"At least I don't say 'ain't'," she retorted. "You're so stupid, you wouldn't know good English if it bit you in the – " She mentioned a part of the anatomy which Victorian ladies counted as unmentionable.

"By golly," said Perry, blazing with rage. "If you weren't a girl and Emily's friend, I'd punch your head!"

"I dare you to try, you spineless slimeball!"

For a moment, it looked like he actually would, but then he lowered his fists and turned away with a gesture of supreme contempt.

"Nah, I don't fight girls. They're too weak to make it worth the trouble."

Ilse's Burnley temper reached the boiling point – the one where she didn't care what she did, as long as it destroyed something. She picked up a china mug which was standing on the kitchen counter, hurled it at Perry's cocky, arrogant back, and ran out the door at full speed.

Almost at the same moment, Emily came into the kitchen. There was a daisy chain in her hair and she was murmuring to herself, possibly composing a poem; she didn't notice the spilled tea and shards of porcelain on the floor until just before stepping on them.

"Oh, Perry!" she said, in the reproachful tone which was already becoming familiar.

"It wasn't me!" said Perry indignantly. "It was that – that – Ilse Burnley! She threw it at me! Didn't you hear her yelling?"

Emily giggled. "Ilse was here? That sounds just like her. What did you do to set her off?"

"Nothing! All I said was that I wanted to be Prime Minister when I grow up – " The rest of his plan was better kept silent, at least for now – "And she started hissing and spitting like a mad cat."

"She'll get over it in half an hour," said Emily, with a shrug. "And she's a great friend and lots of fun when she isn't mad. You'll see."

"She's prettier than you, you know," Perry remarked. "But I'm real sorry for the man she's going to marry. She'll probably make his life hell."

"Per-ry!"

"A really interesting hell, though. What does 'verminous' mean anyway?"

While Emily was explaining, Ilse stormed down the road and into her lonely, messy barn of a house like a human tornado. She stomped up to her bedroom, dived headlong onto the bed – mice and cockroaches be hanged – covered her face in the pillow, and screamed.
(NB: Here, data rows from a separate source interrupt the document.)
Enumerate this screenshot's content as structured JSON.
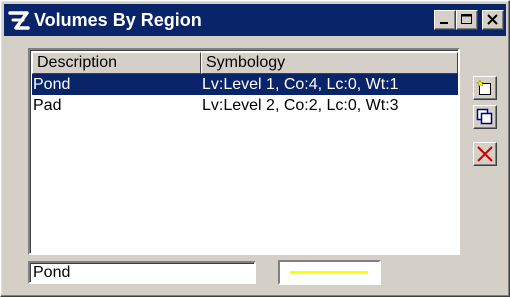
{
  "window": {
    "title": "Volumes By Region",
    "app_icon": "microstation-icon"
  },
  "title_buttons": [
    "minimize-icon",
    "maximize-icon",
    "close-icon"
  ],
  "list": {
    "columns": [
      "Description",
      "Symbology"
    ],
    "rows": [
      {
        "description": "Pond",
        "symbology": "Lv:Level 1, Co:4, Lc:0, Wt:1",
        "selected": true
      },
      {
        "description": "Pad",
        "symbology": "Lv:Level 2, Co:2, Lc:0, Wt:3",
        "selected": false
      }
    ]
  },
  "side_buttons": [
    "add-icon",
    "copy-icon",
    "delete-icon"
  ],
  "form": {
    "name_value": "Pond",
    "symbology_color": "#ffff00"
  },
  "colors": {
    "title_bar": "#0a246a",
    "selection": "#0a246a",
    "face": "#d4d0c8"
  }
}
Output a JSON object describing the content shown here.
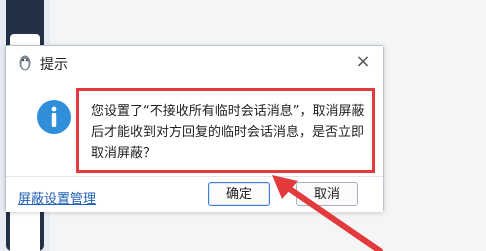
{
  "dialog": {
    "title": "提示",
    "close_glyph": "×",
    "message": "您设置了“不接收所有临时会话消息”，取消屏蔽后才能收到对方回复的临时会话消息，是否立即取消屏蔽？",
    "link_label": "屏蔽设置管理",
    "confirm_label": "确定",
    "cancel_label": "取消"
  },
  "icons": {
    "title": "qq-penguin-icon",
    "info": "info-icon",
    "close": "close-icon"
  },
  "colors": {
    "highlight": "#e23a3d",
    "info_blue": "#2f8fdb",
    "link": "#1e60b6"
  }
}
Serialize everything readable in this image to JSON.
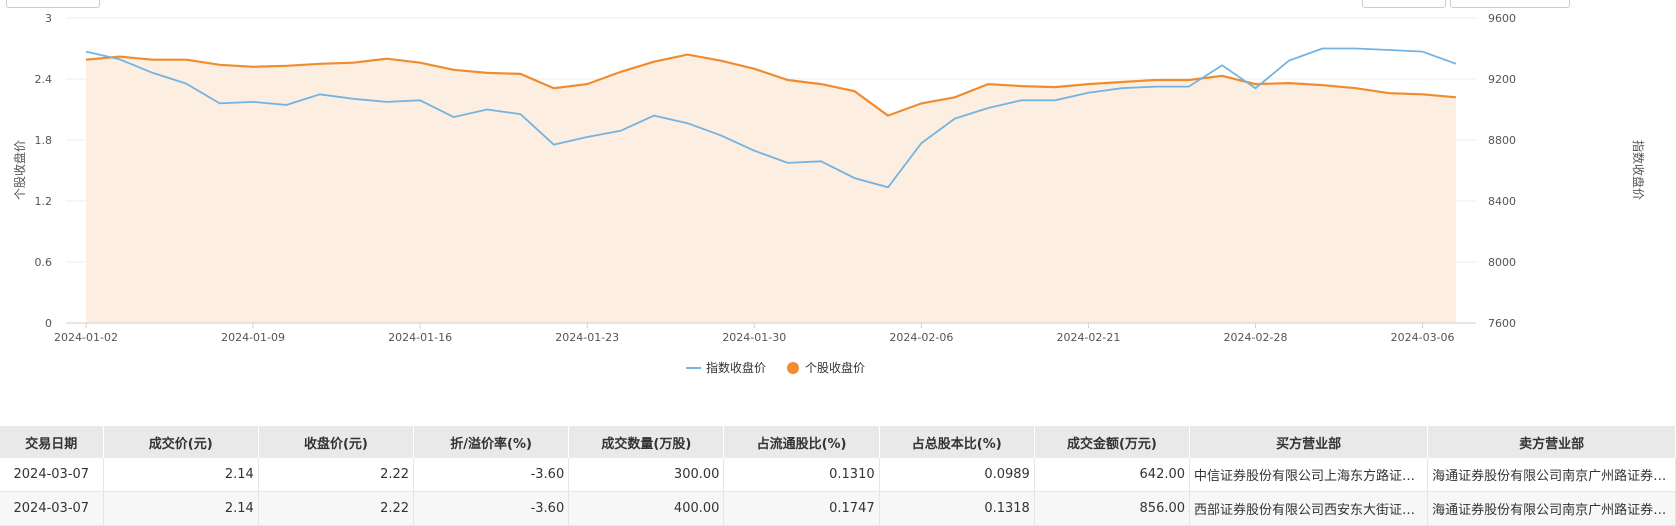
{
  "chart_data": {
    "type": "line",
    "x": [
      "2024-01-02",
      "2024-01-03",
      "2024-01-04",
      "2024-01-05",
      "2024-01-08",
      "2024-01-09",
      "2024-01-10",
      "2024-01-11",
      "2024-01-12",
      "2024-01-15",
      "2024-01-16",
      "2024-01-17",
      "2024-01-18",
      "2024-01-19",
      "2024-01-22",
      "2024-01-23",
      "2024-01-24",
      "2024-01-25",
      "2024-01-26",
      "2024-01-29",
      "2024-01-30",
      "2024-01-31",
      "2024-02-01",
      "2024-02-02",
      "2024-02-05",
      "2024-02-06",
      "2024-02-07",
      "2024-02-08",
      "2024-02-19",
      "2024-02-20",
      "2024-02-21",
      "2024-02-22",
      "2024-02-23",
      "2024-02-26",
      "2024-02-27",
      "2024-02-28",
      "2024-02-29",
      "2024-03-01",
      "2024-03-04",
      "2024-03-05",
      "2024-03-06",
      "2024-03-07"
    ],
    "x_ticks": [
      "2024-01-02",
      "2024-01-09",
      "2024-01-16",
      "2024-01-23",
      "2024-01-30",
      "2024-02-06",
      "2024-02-21",
      "2024-02-28",
      "2024-03-06"
    ],
    "series": [
      {
        "name": "指数收盘价",
        "axis": "right",
        "color": "#73b4e0",
        "values": [
          9380,
          9330,
          9240,
          9170,
          9040,
          9050,
          9030,
          9100,
          9070,
          9050,
          9060,
          8950,
          9000,
          8970,
          8770,
          8820,
          8860,
          8960,
          8910,
          8830,
          8730,
          8650,
          8660,
          8550,
          8490,
          8780,
          8940,
          9010,
          9060,
          9060,
          9110,
          9140,
          9150,
          9150,
          9290,
          9140,
          9320,
          9400,
          9400,
          9390,
          9380,
          9300
        ]
      },
      {
        "name": "个股收盘价",
        "axis": "left",
        "color": "#f08c2e",
        "values": [
          2.59,
          2.62,
          2.59,
          2.59,
          2.54,
          2.52,
          2.53,
          2.55,
          2.56,
          2.6,
          2.56,
          2.49,
          2.46,
          2.45,
          2.31,
          2.35,
          2.47,
          2.57,
          2.64,
          2.58,
          2.5,
          2.39,
          2.35,
          2.28,
          2.04,
          2.16,
          2.22,
          2.35,
          2.33,
          2.32,
          2.35,
          2.37,
          2.39,
          2.39,
          2.43,
          2.35,
          2.36,
          2.34,
          2.31,
          2.26,
          2.25,
          2.22
        ]
      }
    ],
    "y_left": {
      "label": "个股收盘价",
      "ticks": [
        "0",
        "0.6",
        "1.2",
        "1.8",
        "2.4",
        "3"
      ],
      "lim": [
        0,
        3
      ]
    },
    "y_right": {
      "label": "指数收盘价",
      "ticks": [
        "7600",
        "8000",
        "8400",
        "8800",
        "9200",
        "9600"
      ],
      "lim": [
        7600,
        9600
      ]
    },
    "area_fill": "#fdeee2",
    "grid": true,
    "legend_position": "bottom-center"
  },
  "table": {
    "headers": [
      "交易日期",
      "成交价(元)",
      "收盘价(元)",
      "折/溢价率(%)",
      "成交数量(万股)",
      "占流通股比(%)",
      "占总股本比(%)",
      "成交金额(万元)",
      "买方营业部",
      "卖方营业部"
    ],
    "rows": [
      [
        "2024-03-07",
        "2.14",
        "2.22",
        "-3.60",
        "300.00",
        "0.1310",
        "0.0989",
        "642.00",
        "中信证券股份有限公司上海东方路证券营业部",
        "海通证券股份有限公司南京广州路证券营业部"
      ],
      [
        "2024-03-07",
        "2.14",
        "2.22",
        "-3.60",
        "400.00",
        "0.1747",
        "0.1318",
        "856.00",
        "西部证券股份有限公司西安东大街证券营业部",
        "海通证券股份有限公司南京广州路证券营业部"
      ]
    ]
  }
}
Then she squeezed the pillow, wiped away a few tears and laughed out loud.

Ah, that was fun. I haven't had such a good row in weeks. Thank you, Perry Miller!